Greats Maurice Greene and Gail Devers have been among the latest inductees to the National Track and Field Hall of Fame as announced by US Track and Field earlier in the week, formally admitted into the halls of the very great American athletes of all time.

‘Mo’ won four global titles over 100 and 200m from 1997 through to 2001 and crowned an illustrious sprint career with a convincing Olympic title over the short dash in Sydney 2000, holding off Trinidadian teammate Ato Boldon.

He was very much invincible and dominated the 100m scene in particular like very few in history during those golden five seasons, holding the world record with 9.79 secs set in Athens in 1999 (0.1m/sec) before the Jamaicans took over.

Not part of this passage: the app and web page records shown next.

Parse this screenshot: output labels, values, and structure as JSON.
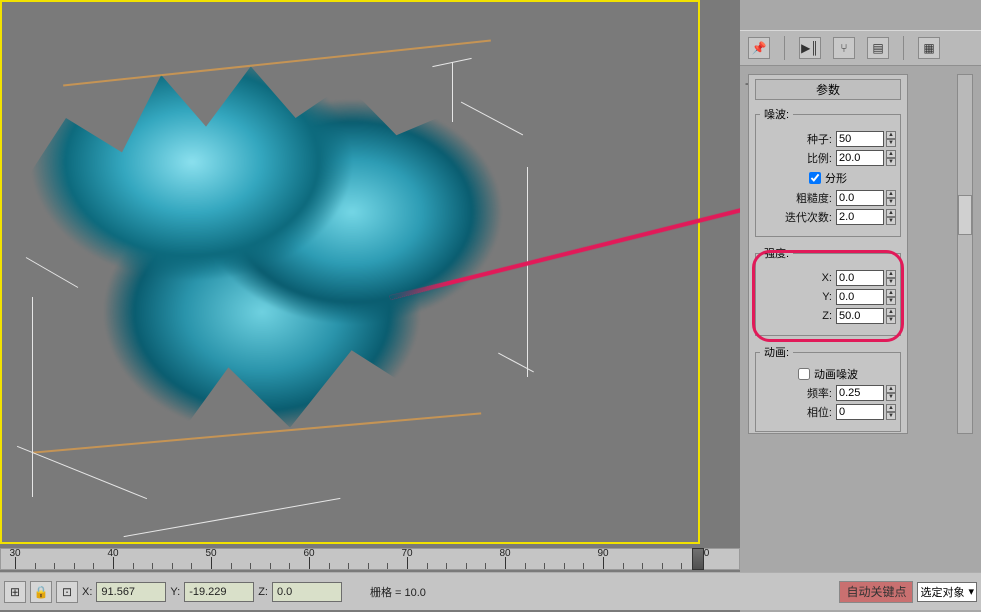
{
  "ruler": {
    "start": 30,
    "end": 100,
    "step": 10
  },
  "statusbar": {
    "x_label": "X:",
    "x_value": "91.567",
    "y_label": "Y:",
    "y_value": "-19.229",
    "z_label": "Z:",
    "z_value": "0.0",
    "grid_label": "栅格 = 10.0",
    "autokey_label": "自动关键点",
    "dropdown_value": "选定对象"
  },
  "panel": {
    "title": "参数",
    "noise_group": "噪波:",
    "seed_label": "种子:",
    "seed_value": "50",
    "scale_label": "比例:",
    "scale_value": "20.0",
    "fractal_label": "分形",
    "rough_label": "粗糙度:",
    "rough_value": "0.0",
    "iter_label": "迭代次数:",
    "iter_value": "2.0",
    "strength_group": "强度:",
    "x_label": "X:",
    "x_value": "0.0",
    "y_label": "Y:",
    "y_value": "0.0",
    "z_label": "Z:",
    "z_value": "50.0",
    "anim_group": "动画:",
    "anim_noise_label": "动画噪波",
    "freq_label": "频率:",
    "freq_value": "0.25",
    "phase_label": "相位:",
    "phase_value": "0"
  },
  "toolbar_icons": [
    "pin-icon",
    "play-pause-icon",
    "fork-icon",
    "layers-icon",
    "prefs-icon"
  ]
}
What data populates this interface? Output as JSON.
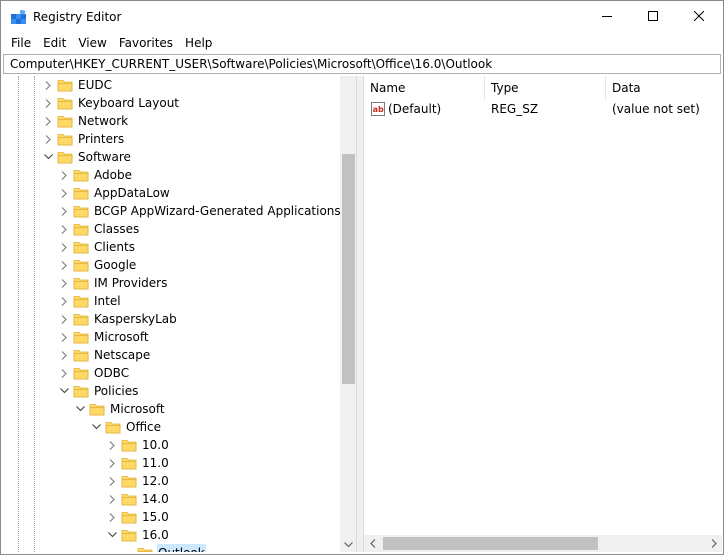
{
  "window": {
    "title": "Registry Editor",
    "app_icon": "registry-editor-icon"
  },
  "title_buttons": {
    "minimize": "minimize-icon",
    "maximize": "maximize-icon",
    "close": "close-icon"
  },
  "menu": {
    "items": [
      "File",
      "Edit",
      "View",
      "Favorites",
      "Help"
    ]
  },
  "address": {
    "path": "Computer\\HKEY_CURRENT_USER\\Software\\Policies\\Microsoft\\Office\\16.0\\Outlook"
  },
  "tree": {
    "items": [
      {
        "label": "EUDC",
        "level": 0,
        "expanded": false
      },
      {
        "label": "Keyboard Layout",
        "level": 0,
        "expanded": false
      },
      {
        "label": "Network",
        "level": 0,
        "expanded": false
      },
      {
        "label": "Printers",
        "level": 0,
        "expanded": false
      },
      {
        "label": "Software",
        "level": 0,
        "expanded": true
      },
      {
        "label": "Adobe",
        "level": 1,
        "expanded": false
      },
      {
        "label": "AppDataLow",
        "level": 1,
        "expanded": false
      },
      {
        "label": "BCGP AppWizard-Generated Applications",
        "level": 1,
        "expanded": false
      },
      {
        "label": "Classes",
        "level": 1,
        "expanded": false
      },
      {
        "label": "Clients",
        "level": 1,
        "expanded": false
      },
      {
        "label": "Google",
        "level": 1,
        "expanded": false
      },
      {
        "label": "IM Providers",
        "level": 1,
        "expanded": false
      },
      {
        "label": "Intel",
        "level": 1,
        "expanded": false
      },
      {
        "label": "KasperskyLab",
        "level": 1,
        "expanded": false
      },
      {
        "label": "Microsoft",
        "level": 1,
        "expanded": false
      },
      {
        "label": "Netscape",
        "level": 1,
        "expanded": false
      },
      {
        "label": "ODBC",
        "level": 1,
        "expanded": false
      },
      {
        "label": "Policies",
        "level": 1,
        "expanded": true
      },
      {
        "label": "Microsoft",
        "level": 2,
        "expanded": true
      },
      {
        "label": "Office",
        "level": 3,
        "expanded": true
      },
      {
        "label": "10.0",
        "level": 4,
        "expanded": false
      },
      {
        "label": "11.0",
        "level": 4,
        "expanded": false
      },
      {
        "label": "12.0",
        "level": 4,
        "expanded": false
      },
      {
        "label": "14.0",
        "level": 4,
        "expanded": false
      },
      {
        "label": "15.0",
        "level": 4,
        "expanded": false
      },
      {
        "label": "16.0",
        "level": 4,
        "expanded": true
      },
      {
        "label": "Outlook",
        "level": 5,
        "expanded": false,
        "selected": true,
        "leaf": true
      }
    ]
  },
  "values": {
    "columns": [
      "Name",
      "Type",
      "Data"
    ],
    "rows": [
      {
        "name": "(Default)",
        "type": "REG_SZ",
        "data": "(value not set)",
        "icon": "string-value-icon"
      }
    ]
  },
  "colors": {
    "selection": "#cce8ff",
    "folder_fill": "#ffd866",
    "folder_edge": "#e0b13a",
    "scroll_track": "#f0f0f0",
    "scroll_thumb": "#c1c1c1"
  }
}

Greene blows away the challenge of Tim Montgomery to win the 100m in 9.82 secs despite limping over the last 15m or so in Edmonton 2001

Despite ongoing serious injury problems following 2001, he managed to stretch his medal-winning streak into Athens 2004 where he got Olympic bronze in a blanket finish thriller snatched by Justin Gatlin at the death. He still owns the 60m world record indoors at a daunting 6.39 secs.

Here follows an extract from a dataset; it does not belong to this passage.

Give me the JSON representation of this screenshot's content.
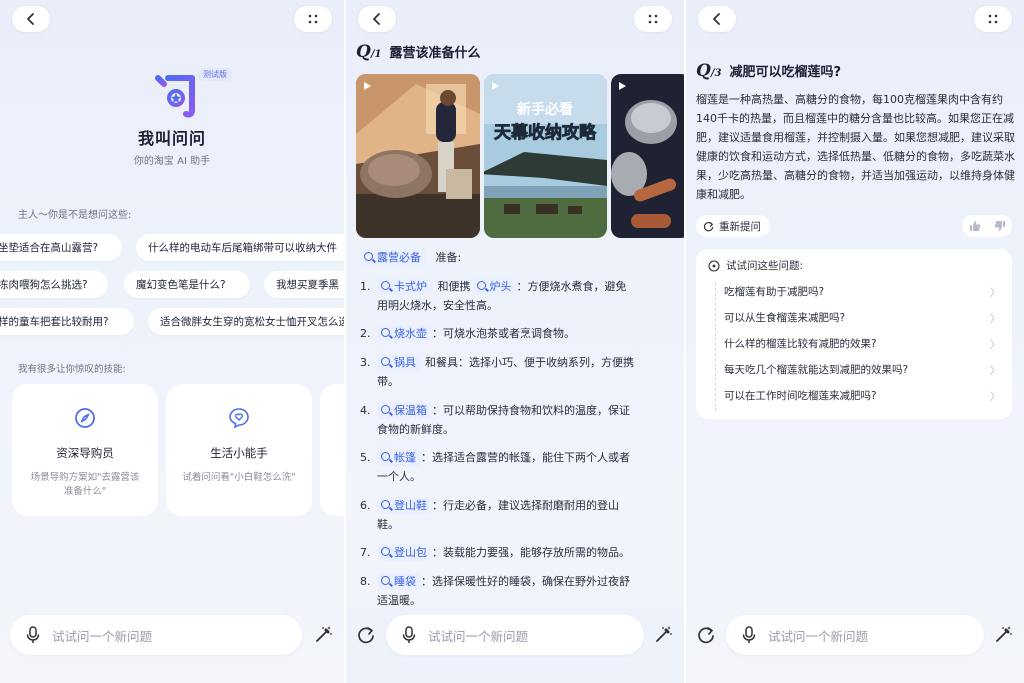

Devers, for her part, was one of a special kind as she combined the flat and the hurdles 100m to the highest level like none else. Funnily enough, while she won two rather surprise Olympic titles over the dash on the trot, regarded as her ‘second’ event, she never got her hands on an Olympic medal of any colour in her speciatly, the hurdles.

Devers denies Merlene Ottey to the 100m global title by a fraction in a blistering 10.82 secs in Stuttgart 1993

She did claim, though, three world titles and two silvers therein spanning an amazing 10 years from 1991 in Tokyo to 2001 in Edmonton. On top of that, she collected four indoor global golds in either the flat or the hurdles 60m.